Equally there is much being made of the game sense approach and personally I think this is the very best way to develop players, “let them play”. However, if you let them play and either cannot identify fault or do nothing about that then can you honestly lay claim to the badge of “coach”.
The second part relates to the mindset of coaches. There are those who want to win (equally true of parents) but is coaching to win a way of developing players in the game.
Thankfully in my CB there are no leagues for junior players. However you wouldn’t always believe that if you stand and watch games or read reports. Coaches at this level should be about helping their players be better this week than they were last week and having a plan to do the same again next week. It is that approach of managing the inputs (skills, attitude, approach, etc) and letting the outputs manage themselves (results).
3. We need places to play.
The RFU have recently announced a massive investment plan into artificial pitches. 100 across the country. This will enable games to take place despite the worst the weather can throw at them.
4. We need rugby to be accessible.
More games on TV which everyone can see, not just those with satellite or cable. And more opportunities to see games live.
The Rugby World Cup sold out. Stadiums were packed but ticket prices remain very high. I know the RFU will challenge that with comments about some tickets being low price but these are limited numbers and very difficult to source.
5. We need to see match reports in the media
Along with the live games we need to see match reports in the media – not just the national games or premiership ones. We need to see club sides submitting match reports for all of their sides, right down to mini rugby teams.

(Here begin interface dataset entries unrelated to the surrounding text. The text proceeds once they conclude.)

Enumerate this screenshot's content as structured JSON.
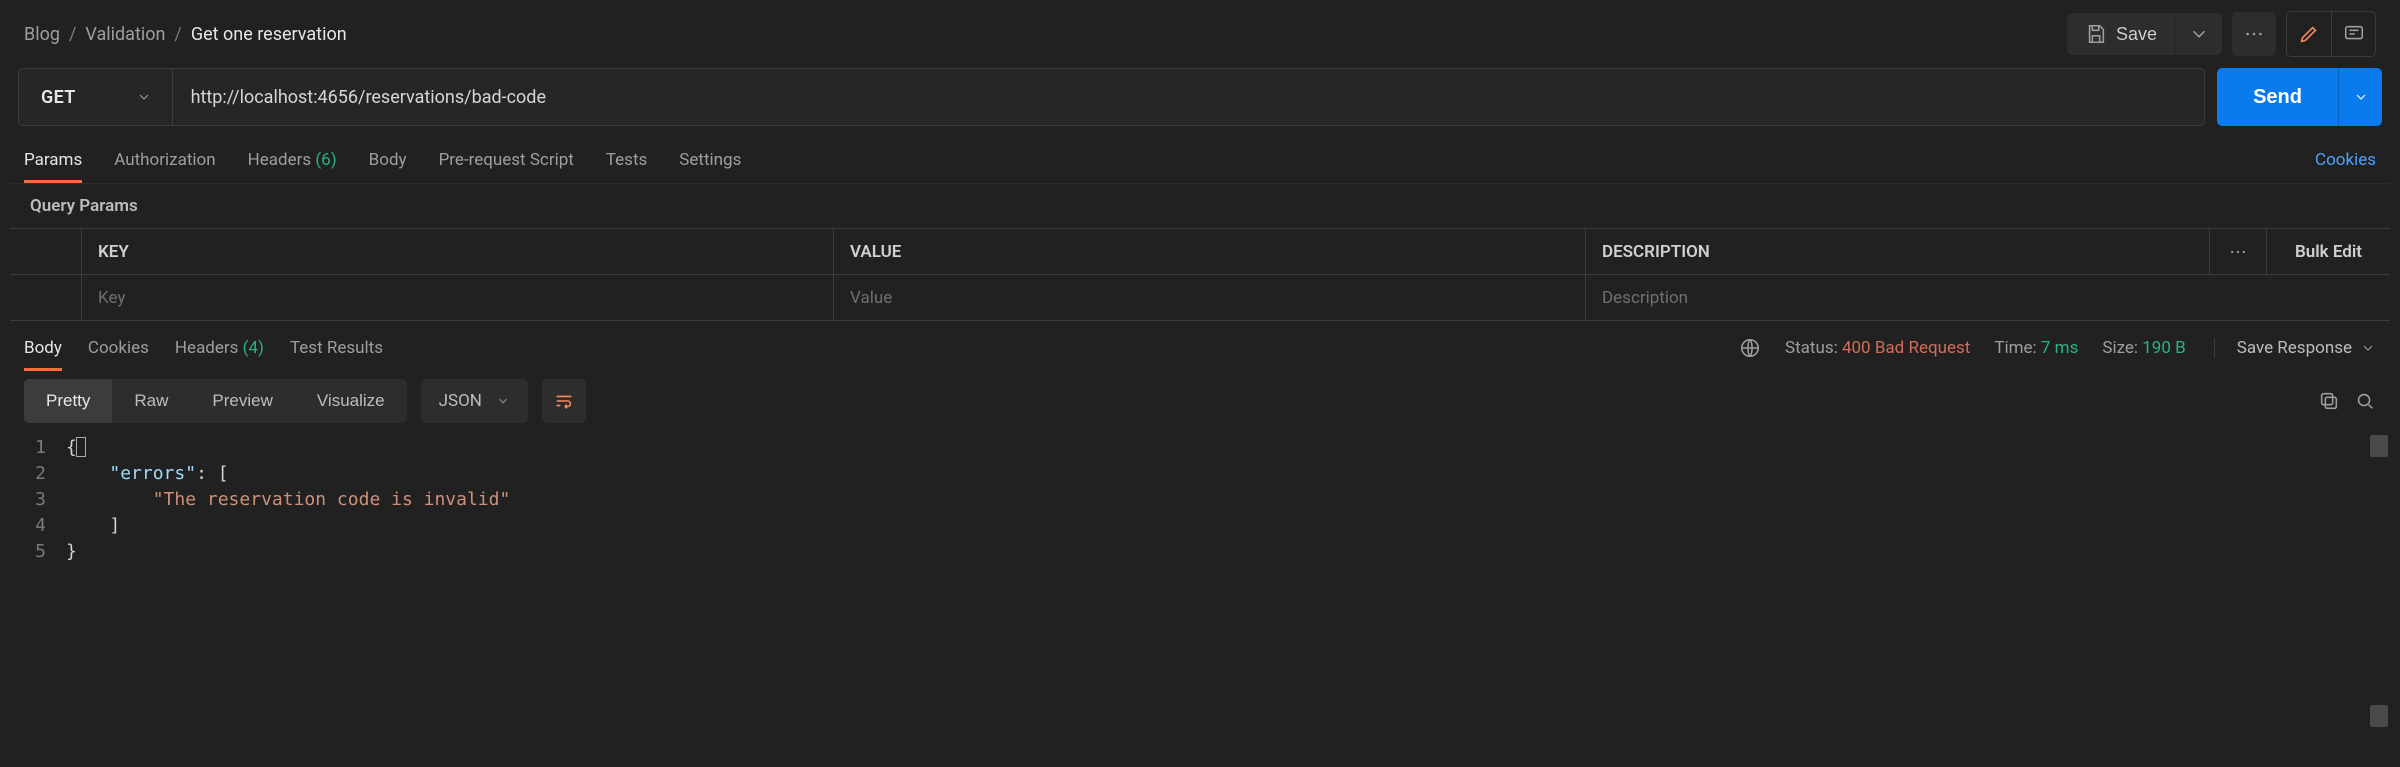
{
  "breadcrumb": {
    "a": "Blog",
    "b": "Validation",
    "c": "Get one reservation"
  },
  "top": {
    "save": "Save"
  },
  "request": {
    "method": "GET",
    "url": "http://localhost:4656/reservations/bad-code",
    "send": "Send"
  },
  "req_tabs": {
    "params": "Params",
    "authorization": "Authorization",
    "headers": "Headers",
    "headers_count": "(6)",
    "body": "Body",
    "prerequest": "Pre-request Script",
    "tests": "Tests",
    "settings": "Settings",
    "cookies": "Cookies"
  },
  "query_params": {
    "section": "Query Params",
    "headers": {
      "key": "KEY",
      "value": "VALUE",
      "desc": "DESCRIPTION"
    },
    "bulk": "Bulk Edit",
    "placeholders": {
      "key": "Key",
      "value": "Value",
      "desc": "Description"
    }
  },
  "resp_tabs": {
    "body": "Body",
    "cookies": "Cookies",
    "headers": "Headers",
    "headers_count": "(4)",
    "test_results": "Test Results"
  },
  "status": {
    "status_label": "Status:",
    "code_text": "400",
    "code_msg": "Bad Request",
    "time_label": "Time:",
    "time_value": "7 ms",
    "size_label": "Size:",
    "size_value": "190 B",
    "save_response": "Save Response"
  },
  "viewer": {
    "pretty": "Pretty",
    "raw": "Raw",
    "preview": "Preview",
    "visualize": "Visualize",
    "format": "JSON"
  },
  "body_json": {
    "lines": [
      "1",
      "2",
      "3",
      "4",
      "5"
    ],
    "key_errors": "\"errors\"",
    "string_msg": "\"The reservation code is invalid\""
  }
}
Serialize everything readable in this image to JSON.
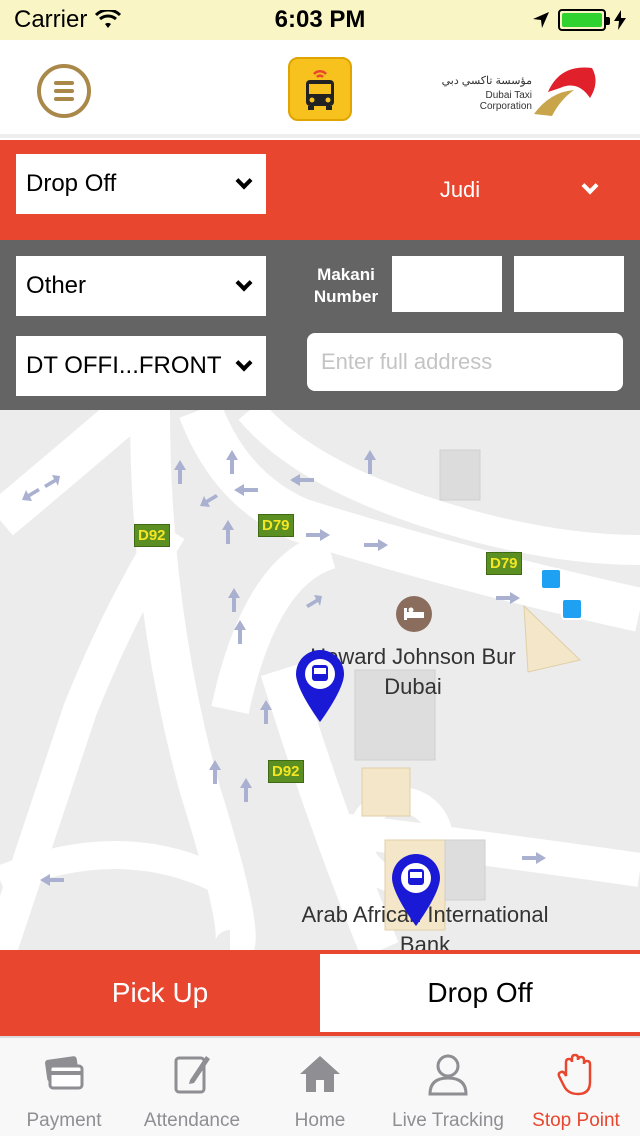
{
  "status_bar": {
    "carrier": "Carrier",
    "time": "6:03 PM"
  },
  "header": {
    "menu_icon": "hamburger-menu-icon",
    "app_icon": "school-bus-icon",
    "brand_logo_ar": "مؤسسة تاكسي دبي",
    "brand_logo_en": "Dubai Taxi Corporation"
  },
  "filters": {
    "trip_type": "Drop Off",
    "student": "Judi",
    "location_type": "Other",
    "stop": "DT OFFI...FRONT",
    "makani_label": "Makani Number",
    "makani_value_1": "",
    "makani_value_2": "",
    "address_placeholder": "Enter full address"
  },
  "map": {
    "road_labels": [
      "D92",
      "D79",
      "D79",
      "D92"
    ],
    "poi_hotel": "Howard Johnson Bur Dubai",
    "poi_bank": "Arab African International Bank"
  },
  "toggle": {
    "pickup_label": "Pick Up",
    "dropoff_label": "Drop Off",
    "selected": "Drop Off"
  },
  "tabs": [
    {
      "label": "Payment",
      "icon": "credit-card-icon"
    },
    {
      "label": "Attendance",
      "icon": "edit-note-icon"
    },
    {
      "label": "Home",
      "icon": "home-icon"
    },
    {
      "label": "Live Tracking",
      "icon": "person-icon"
    },
    {
      "label": "Stop Point",
      "icon": "hand-stop-icon"
    }
  ],
  "colors": {
    "accent_red": "#e8462e",
    "gray_bar": "#646464",
    "menu_gold": "#a9884a",
    "pin_blue": "#1a1ad6"
  }
}
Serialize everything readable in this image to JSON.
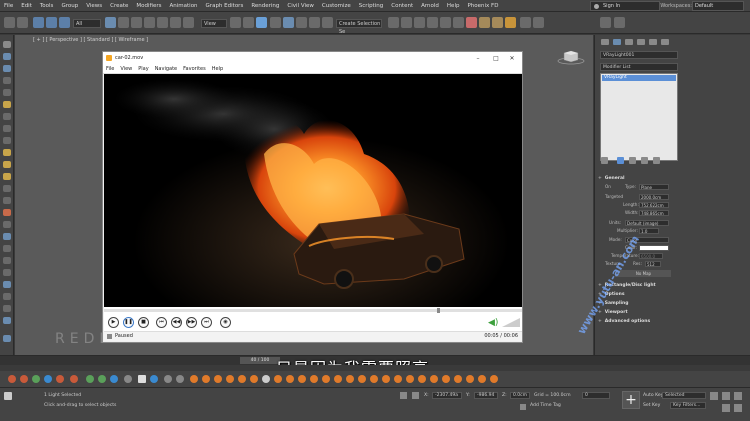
{
  "menubar": {
    "items": [
      "File",
      "Edit",
      "Tools",
      "Group",
      "Views",
      "Create",
      "Modifiers",
      "Animation",
      "Graph Editors",
      "Rendering",
      "Civil View",
      "Customize",
      "Scripting",
      "Content",
      "Arnold",
      "Help",
      "Phoenix FD"
    ],
    "sign_in": "Sign In",
    "workspaces_label": "Workspaces:",
    "workspace_value": "Default"
  },
  "toolbar": {
    "filter_value": "All",
    "view_value": "View",
    "selection_set": "Create Selection Se"
  },
  "viewport": {
    "label": "[ + ] [ Perspective ] [ Standard ] [ Wireframe ]",
    "watermark": "REDEFINEFX.COM"
  },
  "player": {
    "title": "car-02.mov",
    "menu": [
      "File",
      "View",
      "Play",
      "Navigate",
      "Favorites",
      "Help"
    ],
    "status": "Paused",
    "time": "00:05 / 00:06"
  },
  "command_panel": {
    "object_name": "VRayLight001",
    "modifier_list": "Modifier List",
    "stack_item": "VRayLight",
    "rollouts": {
      "general": "General",
      "rectangle": "Rectangle/Disc light",
      "options": "Options",
      "sampling": "Sampling",
      "viewport": "Viewport",
      "advanced": "Advanced options"
    },
    "params": {
      "on": "On",
      "type_label": "Type:",
      "type_value": "Plane",
      "targeted": "Targeted",
      "targeted_value": "2000.0cm",
      "length_label": "Length:",
      "length_value": "752.622cm",
      "width_label": "Width:",
      "width_value": "748.865cm",
      "units_label": "Units:",
      "units_value": "Default (image)",
      "multiplier_label": "Multiplier:",
      "multiplier_value": "1.0",
      "mode_label": "Mode:",
      "mode_value": "Color",
      "color_label": "Color:",
      "temperature_label": "Temperature:",
      "temperature_value": "6500.0",
      "texture_label": "Texture",
      "res_label": "Res:",
      "res_value": "512",
      "no_map": "No Map"
    }
  },
  "timeline": {
    "frame": "40 / 100",
    "subtitle": "只是因为我需要照亮"
  },
  "vertical_watermark": "www.yutu-an.com",
  "statusbar": {
    "selection": "1 Light Selected",
    "prompt": "Click and-drag to select objects",
    "x_label": "X:",
    "x_value": "-2307.49a",
    "y_label": "Y:",
    "y_value": "-986.94",
    "z_label": "Z:",
    "z_value": "0.0cm",
    "grid": "Grid = 100.0cm",
    "add_time_tag": "Add Time Tag",
    "auto_key": "Auto Key",
    "set_key": "Set Key",
    "selected": "Selected",
    "key_filters": "Key Filters...",
    "frame_value": "0"
  }
}
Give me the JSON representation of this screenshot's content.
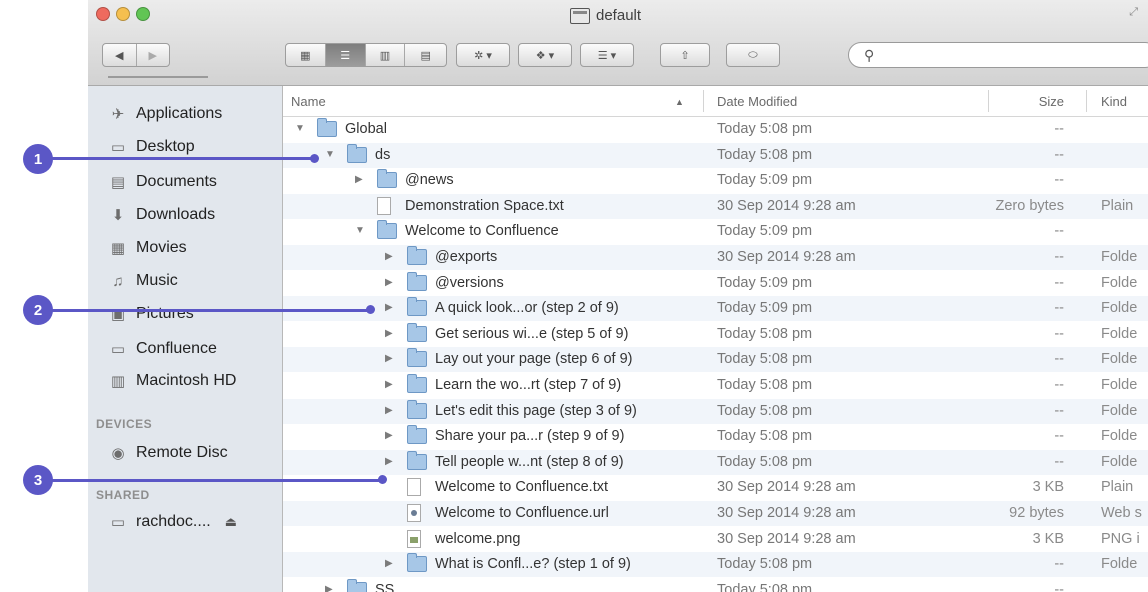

If the press don’t pick them up, then we need to get them up on websites, social media, whatever (feel free to share items on the FRN facebook page or twitter @findrugbynow and we will always share your posts).
Get the message out that you are playing and enjoying the game so it attracts both children and adults to the rugby clubs and then we can honestly say the game is thriving.